Engineers have conducted performance analysis of buildings for decades. MEP engineers responsible for ensuring that mechanical systems met the heating and cooling requirements of a building, would model systems to ensure they met the rigors of operational use. Gradually, as sustainability gained importance, the definition of performance expanded to include sustainability performance of the building, and sustainability impact of design decisions. Naturally, engineers used their skills to help evaluate energy efficiency of buildings & increasingly started working as part of design teams with architects. They also brought their tools with them (e.g. eQUEST, TRACE, etc). However, there were salient differences in the nature of modeling with the expanded definition of performance.
Performance based design is not performance analysis
Modeling of HVAC systems in order to evaluate its performance was primarily done to reduce the risk of the system not meeting desired performance goals. Such analysis often led to changes in various aspects of the HVAC system that was chosen, e.g., duct sizing, system capacity, fan size etc. While these can be construed as design decisions, they are of much narrower scope & scale than design decisions that impact sustainability of the building. Building performance is impacted by decisions ranging from its siting, form & orientation, its envelope as much as it is impacted by mechanical systems. A vast majority of these decisions are made by stakeholders other than traditional MEP engineers. For instance, an architect is responsible for the vision of the building & responsible for much of what’s visible. Many decisions made by architects impact the building’s performance. An architect might choose to glaze the west facade for beautiful views not realizing that the peak gains in the adjoining space will significantly increase the peak cooling load, and forcing the design team to choose an HVAC system that is energy inefficient in order to meet the demand. This seemingly well intended decision will result in a highly inefficient building. A building might have many fathers but it’s primarily attributed to the architect responsible for designing it. This brings me to the 2nd point.
Performance based design is everyone’s job

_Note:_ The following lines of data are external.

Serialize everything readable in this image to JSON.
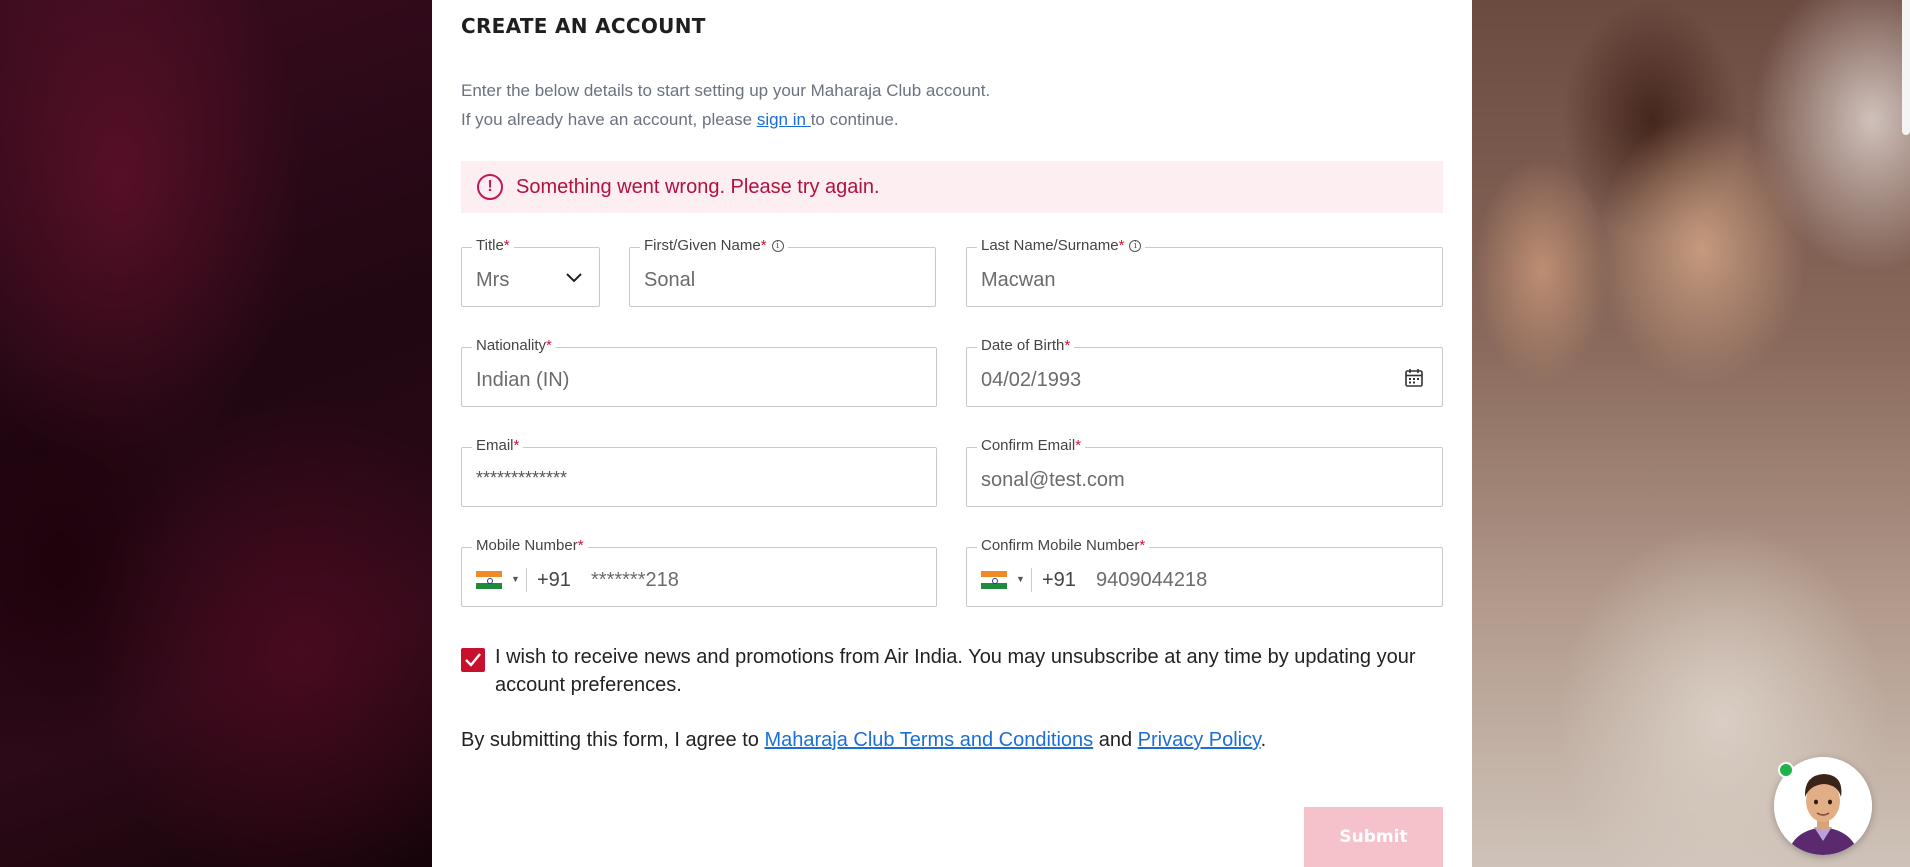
{
  "form": {
    "heading": "CREATE AN ACCOUNT",
    "intro_line1": "Enter the below details to start setting up your Maharaja Club account.",
    "intro_line2_prefix": "If you already have an account, please ",
    "intro_link": "sign in ",
    "intro_line2_suffix": "to continue.",
    "error_message": "Something went wrong. Please try again."
  },
  "fields": {
    "title": {
      "label": "Title",
      "value": "Mrs"
    },
    "first_name": {
      "label": "First/Given Name",
      "value": "Sonal"
    },
    "last_name": {
      "label": "Last Name/Surname",
      "value": "Macwan"
    },
    "nationality": {
      "label": "Nationality",
      "value": "Indian (IN)"
    },
    "dob": {
      "label": "Date of Birth",
      "value": "04/02/1993"
    },
    "email": {
      "label": "Email",
      "value": "*************"
    },
    "confirm_email": {
      "label": "Confirm Email",
      "value": "sonal@test.com"
    },
    "mobile": {
      "label": "Mobile Number",
      "country_code": "+91",
      "value": "*******218"
    },
    "confirm_mobile": {
      "label": "Confirm Mobile Number",
      "country_code": "+91",
      "value": "9409044218"
    }
  },
  "required_mark": "*",
  "consent": {
    "checked": true,
    "text": "I wish to receive news and promotions from Air India. You may unsubscribe at any time by updating your account preferences."
  },
  "terms": {
    "prefix": "By submitting this form, I agree to ",
    "terms_link": "Maharaja Club Terms and Conditions",
    "middle": " and ",
    "privacy_link": "Privacy Policy",
    "suffix": "."
  },
  "submit_label": "Submit",
  "colors": {
    "accent": "#c8102e",
    "link": "#1a6fd6",
    "error_bg": "#fdeef1",
    "submit_disabled": "#f5c2cc"
  },
  "icons": {
    "error": "alert-circle-icon",
    "dropdown": "chevron-down-icon",
    "calendar": "calendar-icon",
    "info": "info-icon",
    "flag": "india-flag-icon",
    "check": "check-icon"
  }
}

In the building design process, decisions are made throughout from early sketches to construction. All these decisions have an impact on the building’s performance but none quite as much as an architect’s decisions during the early stages of design. These decisions last the longest in terms of a building’s lifecycle (50 years in America, close to a century in Europe). This is in contrast to mechanical systems that can be upgraded every decade or two, and control systems which are possibly upgraded even more frequently. The decisions about a building that an architect makes are also nearly impossible to change, without reshaping the building itself. Most architects understand the high influence of their decisions to the buildings’ life-long performance. However, the nature of tools needed to be effective at performance based design is uniquely different from tools that were historically used for performance analysis.
Performance based design requires a new generation of software
One of the primary reasons engineers offered advice on performance based design was due to a natural transfer of their skills (in terms of understanding performance) & software tools to the new world of sustainability. However, this runs head long into the reality of design as design requires multiple stakeholders with diverse skill sets. Decision making at the earliest stages of design tends to be far more rapid, and wide ranging than decisions at the later stage which are narrower in nature, as illustrated elegantly by the MacLeamy curve:
Further, performance of the building is an outcome of design decisions, and often a criterion that impacts these design decisions, much like other criteria e.g. floor area requirements. This implies that performance analysis isn’t a “thing” that happens when design is done. Quite contrary, it drives design as an integral part of the design process.
Unfortunately, traditional tools were seated in a world where performance analysis was done almost independent of the architectural design. Migration of these tools to the world of architecture creates fairly predictable tensions. Architects don’t think they have time for performance analysis, and they often believe it’s the engineer’s job. If architects are presented with software that allows them to design without artificial limitations, and helps them understand & communicate the performance impact of their decisions as part of designing, architects will naturally embrace performance based design, and we will witness a sea change in the nature of built environment.
Performance based design requires a new set of skills
Architects may no longer be master builders in the traditional sense, but the sheer breadth of information they process and decisions they make remains daunting. Performance based design requires that architects learn to understand and interpret a new class of information that can impact their decisions. This doesn’t mean architects should become engineers. Just like understanding building codes & zoning laws doesn’t require architects to become lawyers, understanding performance of buildings doesn’t require them to become building physicists. The burden lies on universities to introduce architects to performance based design, and technology providers to make software that makes it very intuitive for architects to understand performance impact of buildings they design.
At Sefaira, we believe that performance based design is new reality which differs radically from performance analysis. It should be in the interest of everyone in our industry and beyond to help facilitate this change, and empower architects to move rapidly to the new world of performance based design and much better and more sustainable buildings.